I already had my OpenBSD 6.6 router running through the ADSL terminating the PPPoE link. The router itself is a PC Engines APU2, which features 3 Ethernet ports. em0 faces my DMZ and internal network. em1 is presently plugged into the ADSL modem/router, and em2 was spare.

Thus, my interface configuration looked like this:

# /etc/hostname.em0
inet 10.20.50.254 255.255.255.0
inet6 alias 2001:44b8:21ac:70f9::fe 64
# … and a stack of !route commands for the internal subnets

# /etc/hostname.em1
up
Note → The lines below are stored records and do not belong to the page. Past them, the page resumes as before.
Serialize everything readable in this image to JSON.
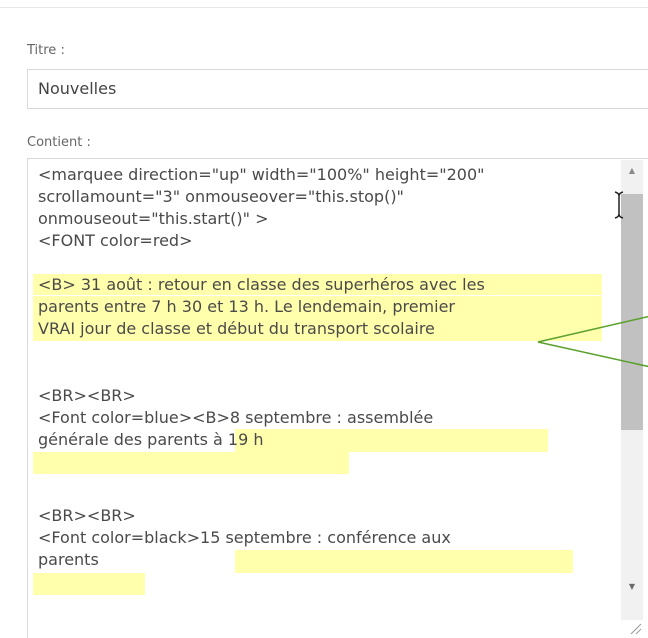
{
  "form": {
    "title_label": "Titre :",
    "title_value": "Nouvelles",
    "content_label": "Contient :"
  },
  "editor": {
    "lines": [
      "<marquee direction=\"up\" width=\"100%\"  height=\"200\"",
      "scrollamount=\"3\" onmouseover=\"this.stop()\"",
      "onmouseout=\"this.start()\" >",
      "<FONT color=red>",
      "<B> 31 août : retour en classe des superhéros avec les",
      "parents entre 7 h 30 et 13 h. Le lendemain, premier",
      "VRAI jour de classe et début du transport scolaire",
      "<BR><BR>",
      "<Font color=blue><B>8 septembre : assemblée",
      "générale des parents à 19 h",
      "<BR><BR>",
      "<Font color=black>15 septembre : conférence aux",
      "parents"
    ],
    "highlight_color": "#ffff9e"
  },
  "icons": {
    "scroll_up": "arrow-up-icon",
    "scroll_down": "arrow-down-icon",
    "resize": "resize-grip-icon",
    "cursor": "text-cursor-icon"
  },
  "annotation_color": "#5aa02c"
}
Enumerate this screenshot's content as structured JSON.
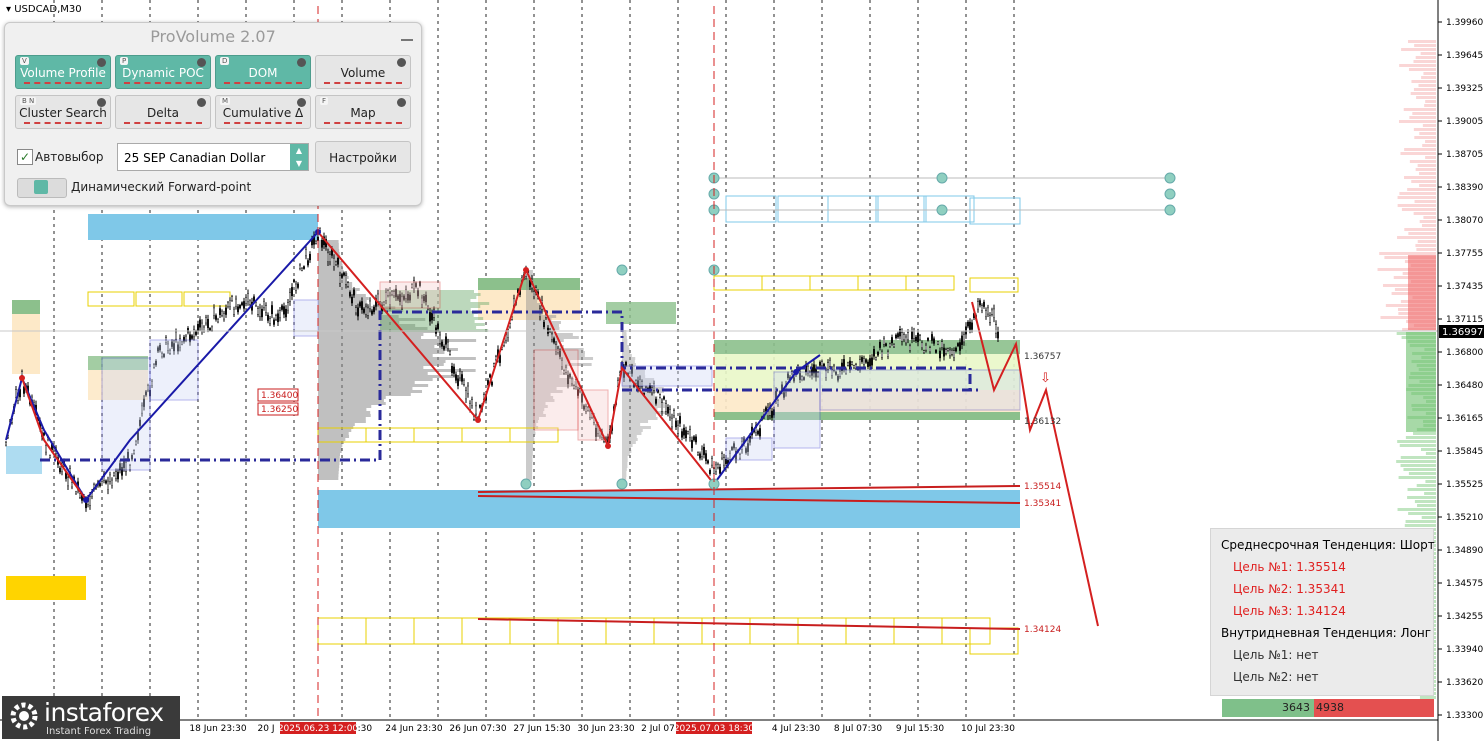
{
  "symbol": "USDCAD,M30",
  "panel": {
    "title": "ProVolume 2.07",
    "buttons": [
      {
        "label": "Volume Profile",
        "key": "V",
        "active": true
      },
      {
        "label": "Dynamic POC",
        "key": "P",
        "active": true
      },
      {
        "label": "DOM",
        "key": "D",
        "active": true
      },
      {
        "label": "Volume",
        "key": "",
        "active": false
      },
      {
        "label": "Cluster Search",
        "key": "B N",
        "active": false
      },
      {
        "label": "Delta",
        "key": "",
        "active": false
      },
      {
        "label": "Cumulative Δ",
        "key": "M",
        "active": false
      },
      {
        "label": "Map",
        "key": "F",
        "active": false
      }
    ],
    "autoselect_label": "Автовыбор",
    "autoselect_checked": true,
    "contract": "25 SEP Canadian Dollar",
    "settings_label": "Настройки",
    "forward_point_label": "Динамический Forward-point"
  },
  "price_axis": {
    "labels": [
      "1.39960",
      "1.39645",
      "1.39325",
      "1.39005",
      "1.38705",
      "1.38390",
      "1.38070",
      "1.37755",
      "1.37435",
      "1.37115",
      "1.36800",
      "1.36480",
      "1.36165",
      "1.35845",
      "1.35525",
      "1.35210",
      "1.34890",
      "1.34575",
      "1.34255",
      "1.33940",
      "1.33620",
      "1.33300"
    ],
    "current_price": "1.36997"
  },
  "time_axis": {
    "labels": [
      "18 Jun 23:30",
      "20 J",
      "5:30",
      "24 Jun 23:30",
      "26 Jun 07:30",
      "27 Jun 15:30",
      "30 Jun 23:30",
      "2 Jul 07",
      "4 Jul 23:30",
      "8 Jul 07:30",
      "9 Jul 15:30",
      "10 Jul 23:30"
    ],
    "highlighted": [
      "2025.06.23 12:00",
      "2025.07.03 18:30"
    ]
  },
  "level_labels": {
    "l1": "1.36757",
    "l2": "1.36132",
    "l3": "1.35514",
    "l4": "1.35341",
    "l5": "1.34124",
    "box1": "1.36400",
    "box2": "1.36250"
  },
  "info": {
    "mid_trend": "Среднесрочная Тенденция: Шорт",
    "target1": "Цель №1: 1.35514",
    "target2": "Цель №2: 1.35341",
    "target3": "Цель №3: 1.34124",
    "intra_trend": "Внутридневная Тенденция: Лонг",
    "intra1": "Цель №1: нет",
    "intra2": "Цель №2: нет"
  },
  "volumes": {
    "buy": "3643",
    "sell": "4938"
  },
  "logo": {
    "name": "instaforex",
    "tagline": "Instant Forex Trading"
  },
  "colors": {
    "bull_line": "#1a1aa8",
    "bear_line": "#d42020",
    "zone_blue": "#7fc8e8",
    "zone_green": "#6aa86a",
    "zone_yellow": "#ffd400",
    "accent": "#5fb8a6"
  }
}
# /etc/hostname.pppoe0
# pppoedev em1: ADSL
# pppoedev vlan2: NBN
inet 0.0.0.0 255.255.255.255 NONE \
        pppoedev em1 authproto chap \
        authname user@example.com \
        authkey mypassword up

… and of course /etc/pf.conf was configured with appropriate rules for my network. For the NBN, I read up that VLAN #2 was required, so I set up the following:

# /etc/hostname.em2  
up

# /etc/hostname.vlan2                                                                                                
vnetid 2
parent em2
up 

I then changed /etc/hostname.pppoe0 to point to vlan2 instead of em1. When the NBN NTD got installed, I tried this out… no dice, there was PADI frames being sent, but nada, nothing.

Digging around, I needed to set the transmit priority, so I amended /etc/hostname.vlan2:

# /etc/hostname.vlan2                                                                                                
vnetid 2
parent em2
txprio 1    # ← ADD THIS
up 

Bingo! I was now seeing PPPoE traffic. However I wasn’t out of the woods, nothing behind the router was able to get to the Internet. Turns out pf needs to be told what transmit priority to use. I amended my /etc/pf.conf:

# Scrub incoming traffic
match in all scrub (no-df)

# Set pppoe0 priority
match out on $external set prio 1  # ← ADD THIS

# Block all traffic by default (paranoia)
block log all
#block all

That was sufficient to get traffic working. I’m now getting the following out of SpeedTest.

~25Mbps down / ~18Mbps up on Internode HFC NBN

The link is theoretically supposed to be 50Mbps… but whatever. The primary concern is that it didn’t suddenly drop to 0Mbps when the plug got pulled in September. I’ll check again when things are “quieter” (it’ll be peak periods now), but as far as I’m concerned, this is a matter of ensuring continued service.

It already outperforms the ADSL2+ link (which was about 15Mbps / 2Mbps). Next stop will be to port the old telephone number over, but that can wait another day!